These claims do not differ in their character from ordinary business transactions such as transpire every day between private persons or business corporations. The Government can only defend itself against claims of this nature through its public officers and with the use of such public records as the Departments may furnish. Great difficulties are experienced by it in contesting fraudulent and unjust claims, and it is only fair in the interest of the public that a rigorous adherence to some rule of limitation should be maintained.
The provision of the bill which practically directs a new trial of the claim for $25,000, decided adversely to the claimants more than twenty years ago, is still more objectionable. These parties had their day in court.

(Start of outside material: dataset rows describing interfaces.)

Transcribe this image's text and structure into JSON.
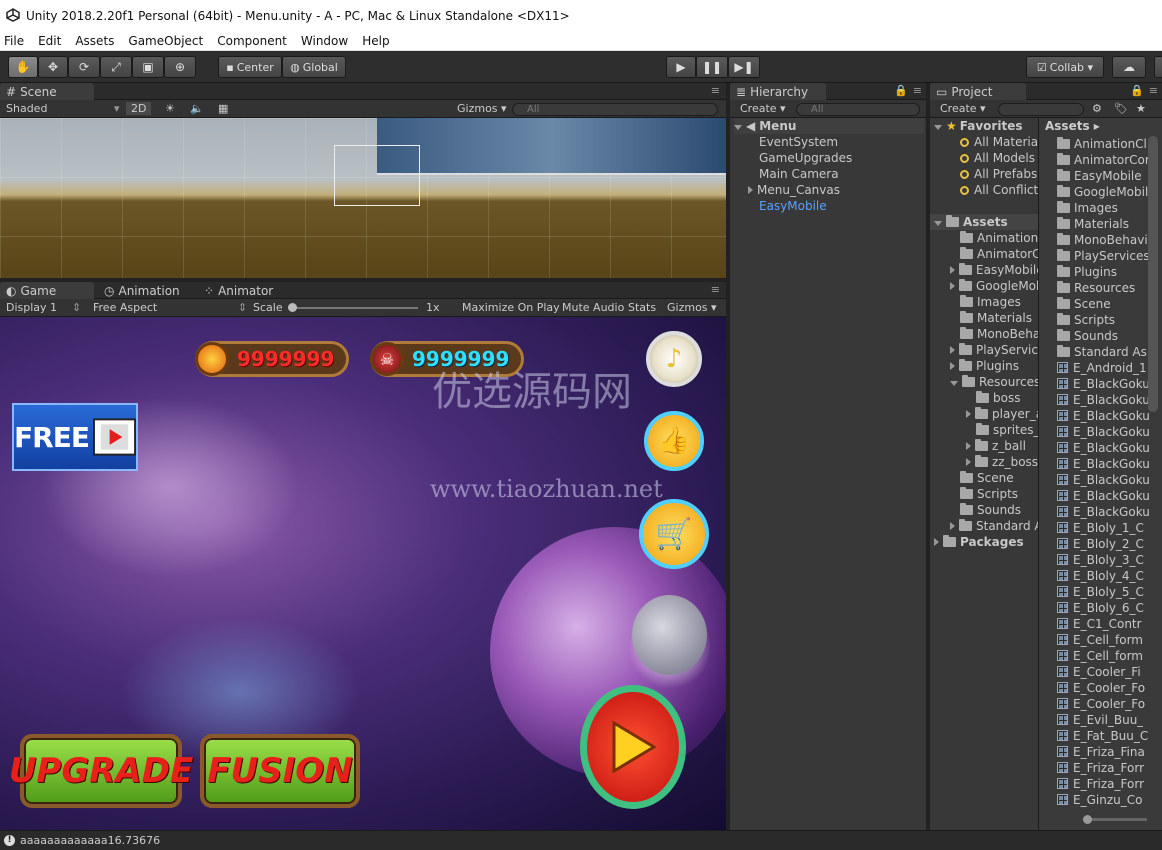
{
  "window": {
    "title": "Unity 2018.2.20f1 Personal (64bit) - Menu.unity - A - PC, Mac & Linux Standalone <DX11>"
  },
  "menu": [
    "File",
    "Edit",
    "Assets",
    "GameObject",
    "Component",
    "Window",
    "Help"
  ],
  "toolbar": {
    "center_label": "Center",
    "global_label": "Global",
    "collab_label": "Collab ▾"
  },
  "scene": {
    "tab": "Scene",
    "shaded": "Shaded",
    "mode_2d": "2D",
    "gizmos": "Gizmos ▾",
    "search": "All"
  },
  "game": {
    "tabs": [
      "Game",
      "Animation",
      "Animator"
    ],
    "display": "Display 1",
    "aspect": "Free Aspect",
    "scale_label": "Scale",
    "scale_value": "1x",
    "maximize": "Maximize On Play",
    "mute": "Mute Audio",
    "stats": "Stats",
    "gizmos": "Gizmos ▾",
    "coins": "9999999",
    "kills": "9999999",
    "free_label": "FREE",
    "upgrade_label": "UPGRADE",
    "fusion_label": "FUSION",
    "watermark_cn": "优选源码网",
    "watermark_url": "www.tiaozhuan.net"
  },
  "hierarchy": {
    "tab": "Hierarchy",
    "create": "Create ▾",
    "search": "All",
    "root": "Menu",
    "items": [
      "EventSystem",
      "GameUpgrades",
      "Main Camera",
      "Menu_Canvas",
      "EasyMobile"
    ]
  },
  "project": {
    "tab": "Project",
    "create": "Create ▾",
    "favorites": "Favorites",
    "fav_items": [
      "All Materia",
      "All Models",
      "All Prefabs",
      "All Conflict"
    ],
    "assets_label": "Assets",
    "tree": [
      "AnimationC",
      "AnimatorC",
      "EasyMobile",
      "GoogleMob",
      "Images",
      "Materials",
      "MonoBeha",
      "PlayServic",
      "Plugins",
      "Resources",
      "boss",
      "player_a",
      "sprites_",
      "z_ball",
      "zz_boss_",
      "Scene",
      "Scripts",
      "Sounds",
      "Standard A"
    ],
    "packages": "Packages",
    "breadcrumb": "Assets ▸",
    "folders": [
      "AnimationCl",
      "AnimatorCor",
      "EasyMobile",
      "GoogleMobil",
      "Images",
      "Materials",
      "MonoBehavi",
      "PlayServices",
      "Plugins",
      "Resources",
      "Scene",
      "Scripts",
      "Sounds",
      "Standard As"
    ],
    "files": [
      "E_Android_1",
      "E_BlackGoku",
      "E_BlackGoku",
      "E_BlackGoku",
      "E_BlackGoku",
      "E_BlackGoku",
      "E_BlackGoku",
      "E_BlackGoku",
      "E_BlackGoku",
      "E_BlackGoku",
      "E_Bloly_1_C",
      "E_Bloly_2_C",
      "E_Bloly_3_C",
      "E_Bloly_4_C",
      "E_Bloly_5_C",
      "E_Bloly_6_C",
      "E_C1_Contr",
      "E_Cell_form",
      "E_Cell_form",
      "E_Cooler_Fi",
      "E_Cooler_Fo",
      "E_Cooler_Fo",
      "E_Evil_Buu_",
      "E_Fat_Buu_C",
      "E_Friza_Fina",
      "E_Friza_Forr",
      "E_Friza_Forr",
      "E_Ginzu_Co"
    ]
  },
  "status": {
    "message": "aaaaaaaaaaaaa16.73676"
  }
}
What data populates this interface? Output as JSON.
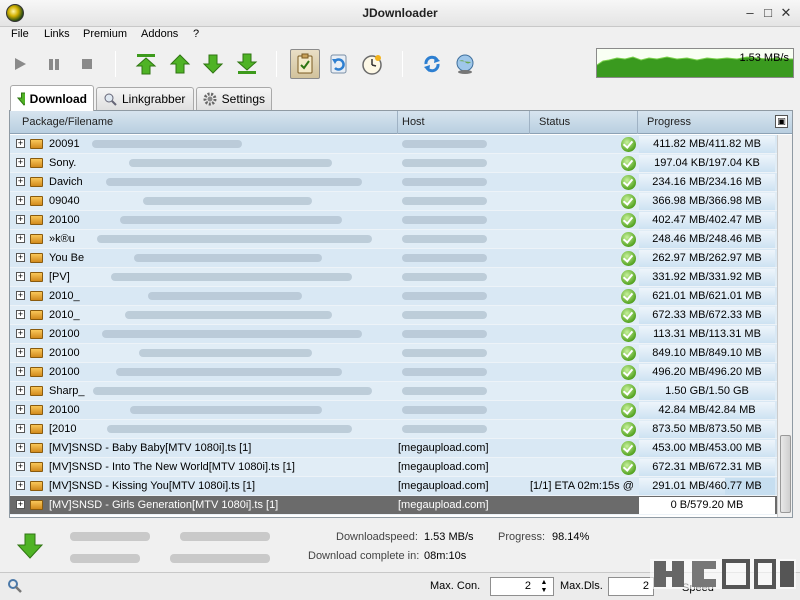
{
  "window": {
    "title": "JDownloader"
  },
  "menu": [
    "File",
    "Links",
    "Premium",
    "Addons",
    "?"
  ],
  "toolbar": {
    "buttons": [
      "play-icon",
      "pause-icon",
      "stop-icon",
      "move-top-icon",
      "move-up-icon",
      "move-down-icon",
      "move-bottom-icon",
      "clipboard-icon",
      "reconnect-icon",
      "clock-icon",
      "refresh-icon",
      "update-globe-icon"
    ],
    "speed_graph_label": "1.53 MB/s"
  },
  "tabs": [
    {
      "label": "Download"
    },
    {
      "label": "Linkgrabber"
    },
    {
      "label": "Settings"
    }
  ],
  "table": {
    "columns": [
      "Package/Filename",
      "Host",
      "Status",
      "Progress"
    ],
    "rows": [
      {
        "name": "20091",
        "host": "",
        "status": "",
        "progress": "411.82 MB/411.82 MB",
        "done": true
      },
      {
        "name": "Sony.",
        "host": "",
        "status": "",
        "progress": "197.04 KB/197.04 KB",
        "done": true
      },
      {
        "name": "Davich",
        "host": "",
        "status": "",
        "progress": "234.16 MB/234.16 MB",
        "done": true
      },
      {
        "name": "09040",
        "host": "",
        "status": "",
        "progress": "366.98 MB/366.98 MB",
        "done": true
      },
      {
        "name": "20100",
        "host": "",
        "status": "",
        "progress": "402.47 MB/402.47 MB",
        "done": true
      },
      {
        "name": "»k®u",
        "host": "",
        "status": "",
        "progress": "248.46 MB/248.46 MB",
        "done": true
      },
      {
        "name": "You Be",
        "host": "",
        "status": "",
        "progress": "262.97 MB/262.97 MB",
        "done": true
      },
      {
        "name": "[PV]",
        "host": "",
        "status": "",
        "progress": "331.92 MB/331.92 MB",
        "done": true
      },
      {
        "name": "2010_",
        "host": "",
        "status": "",
        "progress": "621.01 MB/621.01 MB",
        "done": true
      },
      {
        "name": "2010_",
        "host": "",
        "status": "",
        "progress": "672.33 MB/672.33 MB",
        "done": true
      },
      {
        "name": "20100",
        "host": "",
        "status": "",
        "progress": "113.31 MB/113.31 MB",
        "done": true
      },
      {
        "name": "20100",
        "host": "",
        "status": "",
        "progress": "849.10 MB/849.10 MB",
        "done": true
      },
      {
        "name": "20100",
        "host": "",
        "status": "",
        "progress": "496.20 MB/496.20 MB",
        "done": true
      },
      {
        "name": "Sharp_",
        "host": "",
        "status": "",
        "progress": "1.50 GB/1.50 GB",
        "done": true
      },
      {
        "name": "20100",
        "host": "",
        "status": "",
        "progress": "42.84 MB/42.84 MB",
        "done": true
      },
      {
        "name": "[2010",
        "host": "",
        "status": "",
        "progress": "873.50 MB/873.50 MB",
        "done": true
      },
      {
        "name": "[MV]SNSD - Baby Baby[MTV 1080i].ts [1]",
        "host": "[megaupload.com]",
        "status": "",
        "progress": "453.00 MB/453.00 MB",
        "done": true
      },
      {
        "name": "[MV]SNSD - Into The New World[MTV 1080i].ts [1]",
        "host": "[megaupload.com]",
        "status": "",
        "progress": "672.31 MB/672.31 MB",
        "done": true
      },
      {
        "name": "[MV]SNSD - Kissing You[MTV 1080i].ts [1]",
        "host": "[megaupload.com]",
        "status": "[1/1] ETA 02m:15s @",
        "progress": "291.01 MB/460.77 MB",
        "done": false,
        "fraction": 0.63
      },
      {
        "name": "[MV]SNSD - Girls Generation[MTV 1080i].ts [1]",
        "host": "[megaupload.com]",
        "status": "",
        "progress": "0 B/579.20 MB",
        "done": false,
        "fraction": 0,
        "selected": true
      }
    ]
  },
  "stats": {
    "download_speed_label": "Downloadspeed:",
    "download_speed_value": "1.53 MB/s",
    "progress_label": "Progress:",
    "progress_value": "98.14%",
    "complete_in_label": "Download complete in:",
    "complete_in_value": "08m:10s"
  },
  "statusbar": {
    "max_con_label": "Max. Con.",
    "max_con_value": "2",
    "max_dls_label": "Max.Dls.",
    "max_dls_value": "2",
    "speed_label": "Speed"
  },
  "colors": {
    "row_bg": "#d9e8f4",
    "selected_row": "#6b6b6b",
    "graph_green": "#3a9a1f",
    "check_green": "#55a421"
  }
}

They produced their witnesses and were heard both originally and upon appeal, and upon the case they were then able to make the court decided they had no claim against the Government. It is now suggested that other witnesses have been discovered who can supply the lack of proof which was produced on the former trial. Such a ground for a new trial would never be considered in any court of law in the land in a case between private parties where such a length of time had intervened since the former trial. No explanation of a satisfactory nature is furnished for the failure of the claimants to produce these witnesses upon the original trial.
The bill further provides that upon a retrial of the original claim, or upon the trial of the new claim, the claimants shall be at liberty to offer in evidence the depositions of witnesses now on the files of any of the committees of Congress in relation to the aforesaid matters, which may be introduced as evidence in case of the death or disability of the deponents.
This provision will enable the claimants to present ex-parte affidavits, prepared by the claimants or their attorneys, without opportunity being afforded to the Government to cross-examine, provided the claimants can show that the deposing witnesses are either dead or under disability, by which, no doubt, is intended any such disability by reason of absence, illness, and the like, as may render them legally incapable of being produced in person to testify upon the retrial. Such a provision as this is most dangerous to the interests of the Government.
I fail to see any reason in the facts connected with these claims for granting to these parties relief of this extraordinary nature.
The Treasury of the United States ought to be very carefully guarded against attacks of those who come forward with stale claims, and especially from the attacks of those who have already been fully heard according to the methods prescribed by the statutes.
To approve this bill would be to furnish a very dangerous precedent which would open the door to demands upon Congress in other cases which have been fully heard and determined.
For these reasons I am constrained to withhold my approval from this bill.
William McKinley, Veto Message to the House of Representatives Online by Gerhard Peters and John T. Woolley, The American Presidency Project https://www.presidency.ucsb.edu/node/267811